What’s an Evergreen Course?
Just like the name says, evergreen courses are open for enrollment all the time, with students beginning the course any time they want. We could contrast that model with a “deciduous” course, that you launch once (until the time), close once it’s launched, and everyone starts at the same time. Which one is right for you?
On the surface, evergreen seems more profitable. Why turn people away from taking your course whenever they want to? But this set up ignores the power of scarcity perception. This means that we will often postpone taking action if the opportunity seems limitless, but if there is a deadline involved, we act. There is an immediacy and power to the “launch” of a course with a deadline in sight. You’ve seen this in action countless times if you follow any internet gurus or teachers at all.
What About the Student Experience?
But in the end, the choice is totally yours. While you may round up more registrations with the launch formula, it does take a lot of energy (and stress) to run a launch campaign. To me, it seems a bit artificial to do it just to manipulate people into signing up, but there is another big benefit to this type of course structure if you as the teacher will be doing new or live videos as a part of each class or interacting with students in some other “live” capacity, such as answering questions, participating in chat rooms. etc. That is, you will have a group of students who are all at the same place in the course at the same time, and the students provide resources and support to each other as they work through the material. You as the instructor can also address student questions that have come up that week as part of your live broadcast, giving a much more custom feel to the entire experience.

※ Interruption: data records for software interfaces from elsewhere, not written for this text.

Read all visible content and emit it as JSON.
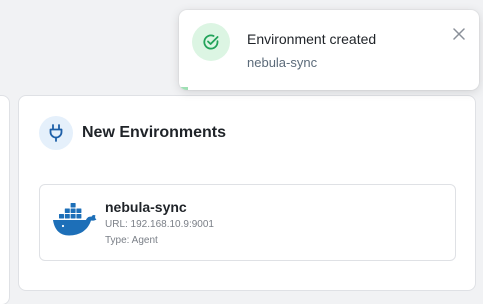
{
  "toast": {
    "title": "Environment created",
    "message": "nebula-sync",
    "icon": "check-circle-icon",
    "close_icon": "close-icon",
    "progress": 0.03,
    "accent_color": "#22a35a"
  },
  "card": {
    "title": "New Environments",
    "icon": "plug-icon",
    "environments": [
      {
        "name": "nebula-sync",
        "url": "URL: 192.168.10.9:9001",
        "type": "Type: Agent",
        "icon": "docker-icon"
      }
    ]
  },
  "colors": {
    "docker_blue": "#1d6fb8",
    "plug_badge_bg": "#e5f0fb",
    "success_bg": "#dcf5e3"
  }
}
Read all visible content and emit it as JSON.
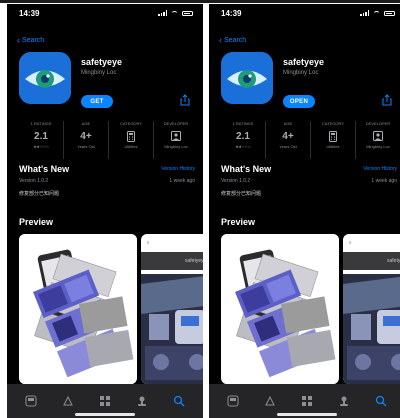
{
  "phones": [
    {
      "status_time": "14:39",
      "back_label": "Search",
      "app_name": "safetyeye",
      "developer": "Mingbiny Loc",
      "action_label": "GET",
      "stats": [
        {
          "label": "1 RATINGS",
          "value": "2.1",
          "sub": "★★☆☆☆"
        },
        {
          "label": "AGE",
          "value": "4+",
          "sub": "Years Old"
        },
        {
          "label": "CATEGORY",
          "value": "",
          "sub": "Utilities"
        },
        {
          "label": "DEVELOPER",
          "value": "",
          "sub": "Mingbiny Loc"
        }
      ],
      "whats_new": {
        "title": "What's New",
        "history_link": "Version History",
        "version": "Version 1.0.2",
        "ago": "1 week ago",
        "notes": "修复部分已知问题"
      },
      "preview_title": "Preview",
      "shot2_banner": "safetyeye"
    },
    {
      "status_time": "14:39",
      "back_label": "Search",
      "app_name": "safetyeye",
      "developer": "Mingbiny Loc",
      "action_label": "OPEN",
      "stats": [
        {
          "label": "1 RATINGS",
          "value": "2.1",
          "sub": "★★☆☆☆"
        },
        {
          "label": "AGE",
          "value": "4+",
          "sub": "Years Old"
        },
        {
          "label": "CATEGORY",
          "value": "",
          "sub": "Utilities"
        },
        {
          "label": "DEVELOPER",
          "value": "",
          "sub": "Mingbiny Loc"
        }
      ],
      "whats_new": {
        "title": "What's New",
        "history_link": "Version History",
        "version": "Version 1.0.2",
        "ago": "1 week ago",
        "notes": "修复部分已知问题"
      },
      "preview_title": "Preview",
      "shot2_banner": "safetyeye"
    }
  ],
  "tabbar": [
    "today-icon",
    "games-icon",
    "apps-icon",
    "arcade-icon",
    "search-icon"
  ],
  "colors": {
    "accent": "#0a84ff",
    "icon_bg": "#1a6fd8",
    "background": "#000000"
  }
}
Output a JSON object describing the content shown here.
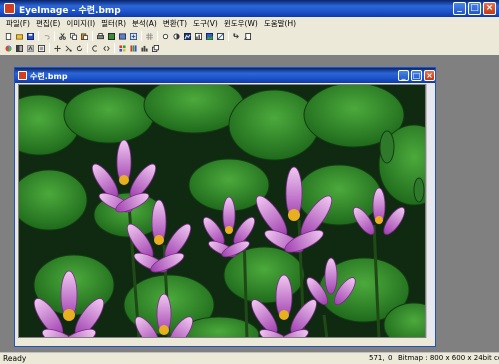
{
  "app": {
    "title": "EyeImage - 수련.bmp"
  },
  "menu": {
    "items": [
      "파일(F)",
      "편집(E)",
      "이미지(I)",
      "필터(R)",
      "분석(A)",
      "변환(T)",
      "도구(V)",
      "윈도우(W)",
      "도움말(H)"
    ]
  },
  "toolbar1": {
    "icons": [
      "new-file-icon",
      "open-folder-icon",
      "save-icon",
      "undo-icon",
      "cut-icon",
      "copy-icon",
      "paste-icon",
      "print-icon",
      "image-info-icon",
      "scan-icon",
      "resize-icon",
      "grid-icon",
      "brightness-icon",
      "contrast-icon",
      "histogram-icon",
      "levels-icon",
      "landscape-icon",
      "color-balance-icon",
      "arrow-right-icon",
      "rotate-icon"
    ]
  },
  "toolbar2": {
    "icons": [
      "palette-icon",
      "grayscale-icon",
      "emboss-icon",
      "frame-icon",
      "move-icon",
      "transform-icon",
      "refresh-icon",
      "flip-icon",
      "swap-icon",
      "channels-icon",
      "color-bars-icon",
      "bar-chart-icon",
      "copy-window-icon"
    ]
  },
  "child_window": {
    "title": "수련.bmp"
  },
  "status": {
    "left": "Ready",
    "coords": "571,",
    "value": "0",
    "info": "Bitmap : 800 x 600 x 24bit colo"
  },
  "colors": {
    "titlebar": "#1c52c8",
    "mdi_background": "#808080",
    "chrome": "#ece9d8",
    "lily_petal": "#c060c8",
    "leaf": "#2f8a28"
  }
}
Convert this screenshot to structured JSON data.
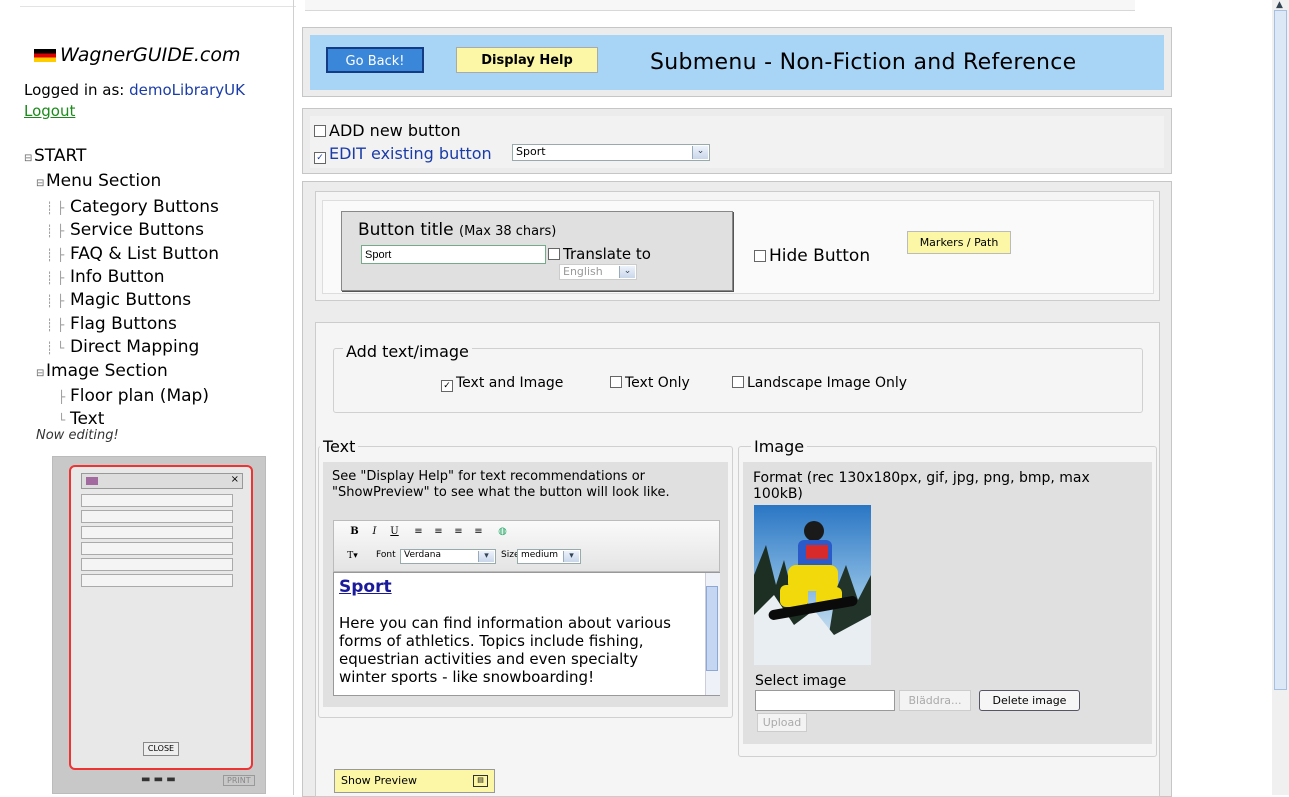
{
  "sidebar": {
    "logo_text": "WagnerGUIDE.com",
    "logged_in_label": "Logged in as:",
    "username": "demoLibraryUK",
    "logout": "Logout",
    "tree": {
      "start": "START",
      "menu_section": "Menu Section",
      "menu_items": [
        "Category Buttons",
        "Service Buttons",
        "FAQ & List Button",
        "Info Button",
        "Magic Buttons",
        "Flag Buttons",
        "Direct Mapping"
      ],
      "image_section": "Image Section",
      "image_items": [
        "Floor plan (Map)",
        "Text"
      ]
    },
    "now_editing": "Now editing!",
    "preview": {
      "close": "CLOSE",
      "print": "PRINT"
    }
  },
  "header": {
    "go_back": "Go Back!",
    "display_help": "Display Help",
    "title": "Submenu - Non-Fiction and Reference"
  },
  "mode": {
    "add_label": "ADD new button",
    "edit_label": "EDIT existing button",
    "edit_selected": "Sport",
    "add_checked": false,
    "edit_checked": true
  },
  "button_settings": {
    "title_label": "Button title",
    "title_hint": "(Max 38 chars)",
    "title_value": "Sport",
    "translate_label": "Translate to",
    "language": "English",
    "hide_label": "Hide Button",
    "markers_path": "Markers / Path"
  },
  "add_text_image": {
    "legend": "Add text/image",
    "options": [
      {
        "label": "Text and Image",
        "checked": true
      },
      {
        "label": "Text Only",
        "checked": false
      },
      {
        "label": "Landscape Image Only",
        "checked": false
      }
    ]
  },
  "text_section": {
    "legend": "Text",
    "help": "See \"Display Help\" for text recommendations or \"ShowPreview\" to see what the button will look like.",
    "toolbar": {
      "font_label": "Font",
      "font_value": "Verdana",
      "size_label": "Size",
      "size_value": "medium"
    },
    "editor_title": "Sport",
    "editor_body": "Here you can find information about various forms of athletics. Topics include fishing, equestrian activities and even specialty winter sports - like snowboarding!"
  },
  "image_section": {
    "legend": "Image",
    "format": "Format (rec 130x180px, gif, jpg, png, bmp, max 100kB)",
    "select_label": "Select image",
    "browse": "Bläddra...",
    "delete": "Delete image",
    "upload": "Upload"
  },
  "show_preview": "Show Preview",
  "colors": {
    "header_bg": "#a8d4f6",
    "go_back_bg": "#3a86d8",
    "help_bg": "#fbf7a6",
    "link_blue": "#1a3ca8",
    "logout_green": "#1a8a1a",
    "preview_frame": "#e33333"
  }
}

It has been found that this direct access to an instructor is a major factor in the decision to register for a course, rather than relying on existing resources that may be available on the internet. For example, one of the well-known teachers for whom I design online courses has a very large library of excellent YouTube videos, which a student could spend week watching for free and learning much of the same concepts as in the online course. However, his paid courses focus on a topic and the process of transformation it presents, with a group of students focusing intently on the course materials and live interactive video presentations each week presented through Zoom. Students can ask their specific questions of the teacher, as well as the other students who are participating in the live class.
Evergreen or Launched?
So, there is a certain intrinsic value to a “launched” course with a live video component that can very much work in everyone’s favor – students and instructor as well.
Have you ever “launched” a course? How did it go? Or do you prefer the evergreen approach? If you’re just getting started, which approach resonates with your style? Let us know in the comments below.